It's been nearly four weeks since President Trump called on Americans to practice social distancing to limit the spread of the new coronavirus—and the big question on everyone's mind this week is: When will we get back to "normal"?
While federal guidance currently calls for social distancing through April 30, many modeling projections suggest Americans could be sheltering at home through the end of May or longer. And while many Americans are feeling the strain of staying at home and limiting their contact with friends and family, experts say that even after official social distancing measures and stay-at-home orders are lifted, "normal" life may look very different.
Here are four ways life could change in a post-Covid-19 world.
1. Greater surveillance to monitor public health outbreaks

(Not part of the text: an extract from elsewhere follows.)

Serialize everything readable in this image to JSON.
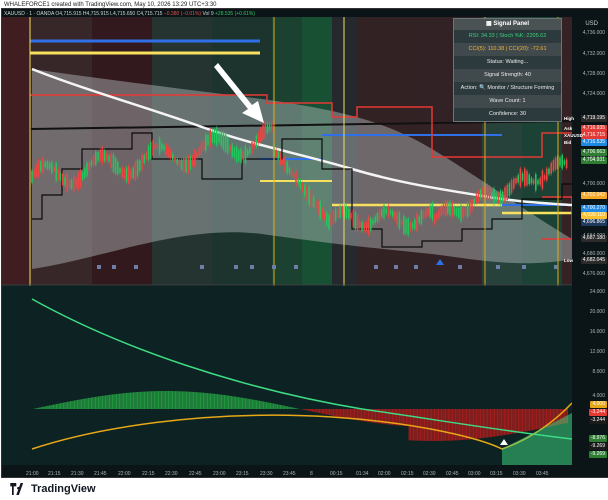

As Axios' Bryan Walsh notes, tracing the contacts of Covid-19 patients is essential to halting the virus' spread, as it allows people at high risk of infection to proactively self-isolate. But "contact tracing is laborious detective work, requiring doctors to locate suspected patients and reconstruct their movements and contacts going back days," Walsh writes. Those efforts can be further exasperated by lags in testing, such as those we've seen in the United States.
Experts say modern technologies, particularly smartphones, can make contact tracing easier by leveraging users' location data. Major companies like Google and Apple already are launching location-tracking initiatives—and in some cases are partnering with state and federal governments to screen patients, STAT News' Casey Ross writes. And Kinsa, a public health company, has been using its FDA-approved smart thermometer to track fevers across the country and create an early warning system, called U.S. Health Weather Map, that provides real-time data on locations with unusual levels of fever to predict outbreaks.
Americans historically have been wary of large-scale data-collection efforts, and privacy watchdogs already are raising concerns about how Big Tech companies may use the data being collected. Still, some experts predict Americans ultimately will come around to trading away some of their privacy for more effective health surveillance.
As an example, experts point to the way Americans allowed increased surveillance operations in the months and years following the Sept. 11, 2001, terrorist attacks. Glenn Cohen, a professor of health law policy and bioethics at Harvard University, told Ross, "We tend to accept what we live in as far as what privacy is, and once we're there, the status quo has a lot of power over us."
2. A shift to remote work—and telehealth
In response to the new coronavirus, workplaces across the country were forced to quickly revamp how they approach day-to-day work. Universities and public schools almost overnight leaned on teachers and administrators to launch online lessons, health care providers quickly scaled up their telehealth platforms, and businesses reconfigured workflows to allow for telecommuting.
Once those services are widely used, it may be hard to scale them back—and many businesses may be inclined to keep these new workplace flexibilities in place. As Karen Harris, a managing director at Bain's Macro Trends Group in New York, told Bloomberg's Enda Curran, "Once effective work-from-home policies are established, they are likely to stick."
Even the federal government could conduct more business online, according to Ethan Zuckerman, an associate professor of the practice in media arts and sciences at the Massachusetts Institute of Technology and director of the Center for Civic Media. Zuckerman told Politico Magazine, "[T]his is a great time for congresspeople to return to their districts and start the process of virtual legislating—permanently."
3. Fewer in-person interactions (and no handshakes)
Deborah Tannen, an author and professor of linguistics at Georgetown University, told Politico Magazine that the pandemic could make people more aware "that touching things, being with other people, and breathing the air in an enclosed space can be risky," and "[t]he comfort of being in the presence of others might be replaced by a greater comfort with absence, especially with those we don't know intimately."
Anthony Fauci, director of the National Institute of Allergy and Infectious Diseases, this week said handshakes in particular should be a thing of the past. "We don't need to shake hands. We've got to break that custom because, as a matter of fact, that is really one of the major ways that you can transmit a respiratory-borne illness," Fauci said.
4. A greater sense of community and appreciation for nature
Experts also believe the epidemic could nurture in people a deeper sense of community—and deeper appreciation for the outdoors.
When states first began issuing stay-at-home orders, many residents flocked to local, state, and national parks as a way to interact with others and leave the house. The surge in visitors prompted many state and national parks to close, but when they reopen, the heightened demand could remain.
Alexandra Lange, an architecture critic at Curbed, told Politico Magazine, "Society might come out of the pandemic valuing … big spaces [like public parks] even more, not only as the backdrop to major events and active uses, but as an opportunity to be together visually."
And while the pandemic has brought out the worst in some people, as evidenced by an increase in scams and hacks targeting Americans worried about the new coronavirus, there also are widespread reports of communities coming together to support their elderly neighbors by leaving groceries on doorsteps, to support health care workers by sending food and homemade face masks, and more.